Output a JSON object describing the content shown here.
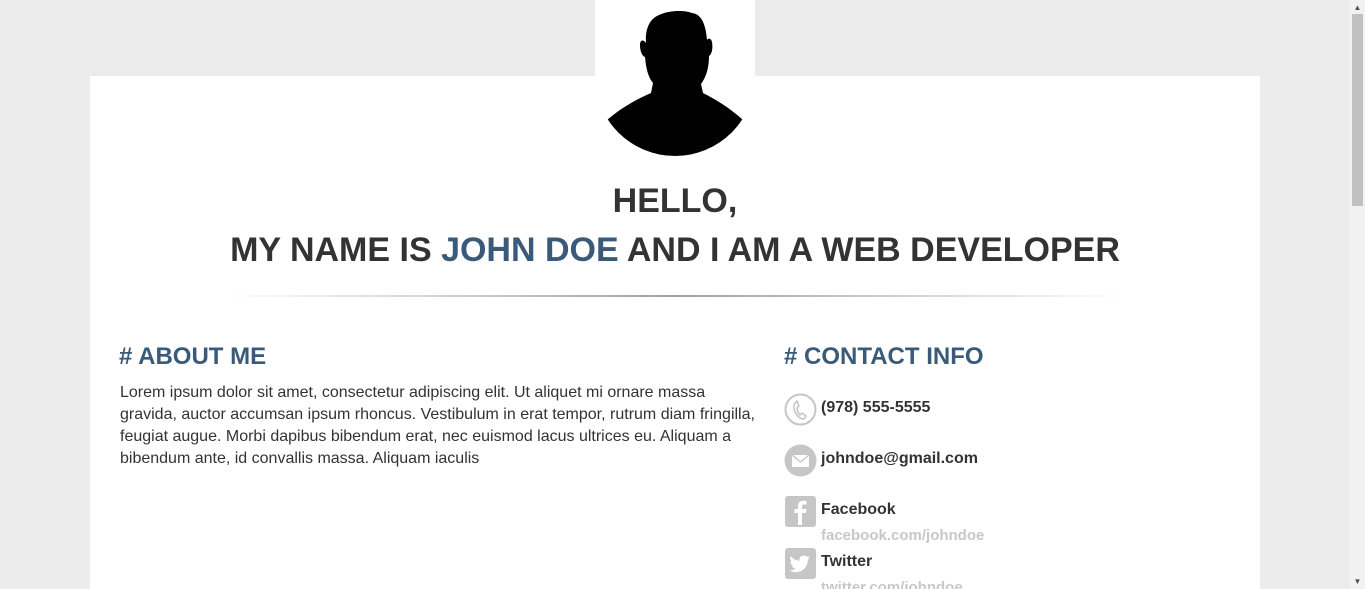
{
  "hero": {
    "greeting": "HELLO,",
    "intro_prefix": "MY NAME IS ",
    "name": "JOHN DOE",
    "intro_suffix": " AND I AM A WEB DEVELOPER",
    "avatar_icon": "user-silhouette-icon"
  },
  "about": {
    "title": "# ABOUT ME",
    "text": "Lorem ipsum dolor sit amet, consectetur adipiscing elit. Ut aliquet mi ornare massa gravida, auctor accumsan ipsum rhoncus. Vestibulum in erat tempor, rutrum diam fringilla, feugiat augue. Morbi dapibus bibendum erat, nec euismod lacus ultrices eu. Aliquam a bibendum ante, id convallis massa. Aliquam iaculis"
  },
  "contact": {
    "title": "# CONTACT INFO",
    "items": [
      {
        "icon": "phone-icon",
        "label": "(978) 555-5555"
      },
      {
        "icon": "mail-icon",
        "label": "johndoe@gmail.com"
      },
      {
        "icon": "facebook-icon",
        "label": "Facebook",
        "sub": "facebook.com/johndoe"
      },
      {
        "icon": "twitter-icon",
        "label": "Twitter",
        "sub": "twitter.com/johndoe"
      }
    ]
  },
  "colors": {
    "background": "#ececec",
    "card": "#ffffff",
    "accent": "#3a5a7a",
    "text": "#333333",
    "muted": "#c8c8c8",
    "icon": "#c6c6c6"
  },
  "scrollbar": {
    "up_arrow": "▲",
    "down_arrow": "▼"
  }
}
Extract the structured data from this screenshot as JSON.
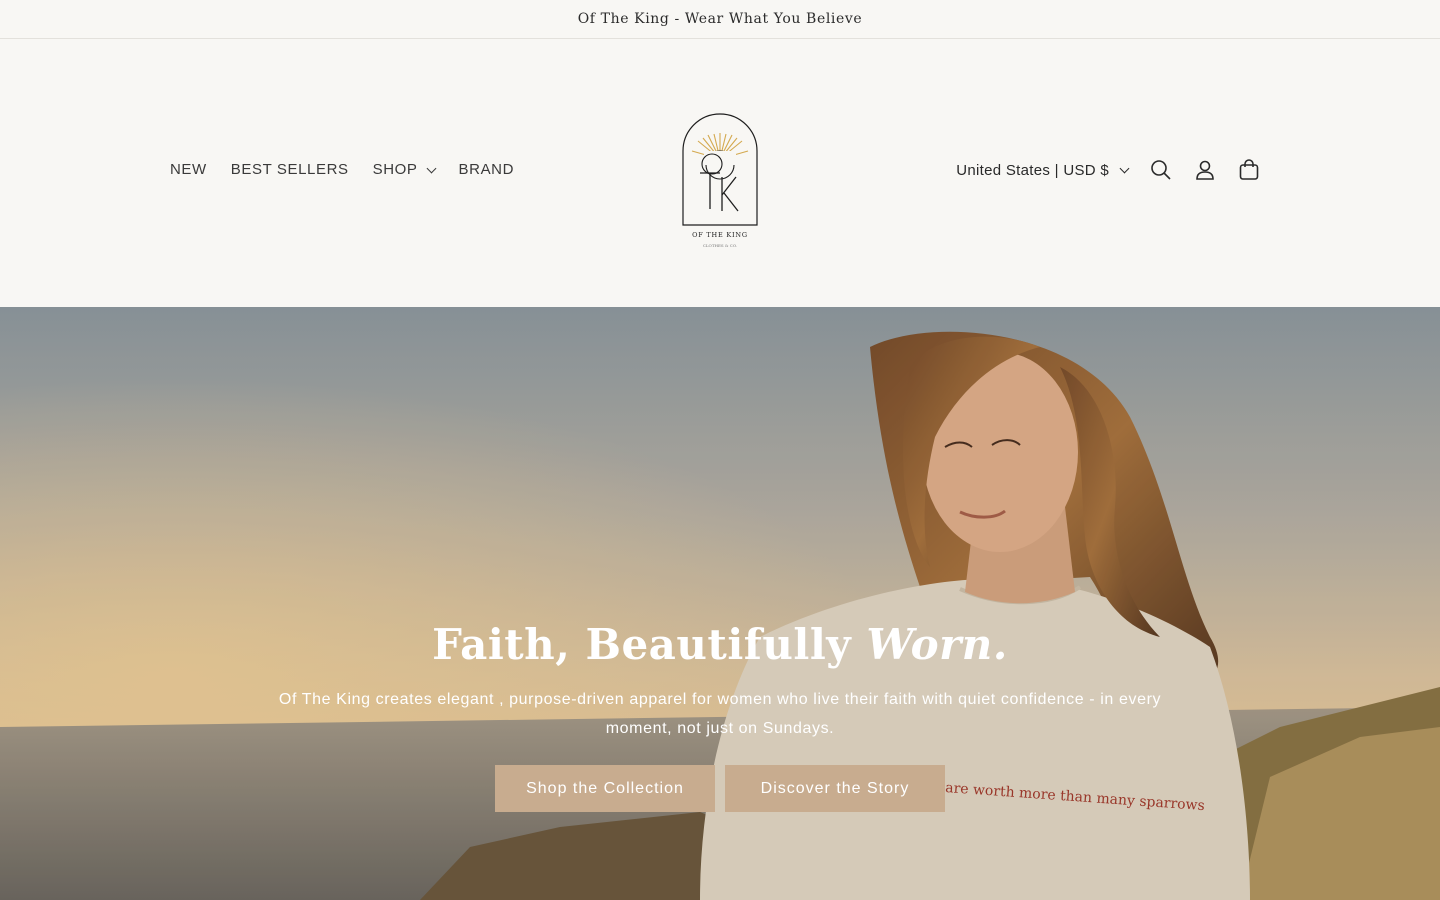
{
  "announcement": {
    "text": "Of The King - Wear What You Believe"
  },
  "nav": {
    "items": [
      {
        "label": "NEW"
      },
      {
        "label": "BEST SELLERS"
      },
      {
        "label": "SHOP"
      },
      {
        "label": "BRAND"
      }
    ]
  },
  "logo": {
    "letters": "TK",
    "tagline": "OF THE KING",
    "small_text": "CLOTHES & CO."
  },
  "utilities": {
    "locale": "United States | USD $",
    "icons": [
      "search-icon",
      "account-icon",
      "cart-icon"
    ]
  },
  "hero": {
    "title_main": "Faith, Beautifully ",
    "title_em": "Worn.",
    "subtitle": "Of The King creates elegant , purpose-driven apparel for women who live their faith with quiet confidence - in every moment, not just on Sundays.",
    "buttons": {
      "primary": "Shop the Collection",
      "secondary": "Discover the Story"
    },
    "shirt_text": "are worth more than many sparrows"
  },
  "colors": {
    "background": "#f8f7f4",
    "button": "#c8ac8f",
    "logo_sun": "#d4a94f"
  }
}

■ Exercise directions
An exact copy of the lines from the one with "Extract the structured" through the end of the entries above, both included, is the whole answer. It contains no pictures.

■ Response area
Extract the structured data from this screenshot as JSON.
{
  "announcement": {
    "text": "Of The King - Wear What You Believe"
  },
  "nav": {
    "items": [
      {
        "label": "NEW"
      },
      {
        "label": "BEST SELLERS"
      },
      {
        "label": "SHOP"
      },
      {
        "label": "BRAND"
      }
    ]
  },
  "logo": {
    "letters": "TK",
    "tagline": "OF THE KING",
    "small_text": "CLOTHES & CO."
  },
  "utilities": {
    "locale": "United States | USD $",
    "icons": [
      "search-icon",
      "account-icon",
      "cart-icon"
    ]
  },
  "hero": {
    "title_main": "Faith, Beautifully ",
    "title_em": "Worn.",
    "subtitle": "Of The King creates elegant , purpose-driven apparel for women who live their faith with quiet confidence - in every moment, not just on Sundays.",
    "buttons": {
      "primary": "Shop the Collection",
      "secondary": "Discover the Story"
    },
    "shirt_text": "are worth more than many sparrows"
  },
  "colors": {
    "background": "#f8f7f4",
    "button": "#c8ac8f",
    "logo_sun": "#d4a94f"
  }
}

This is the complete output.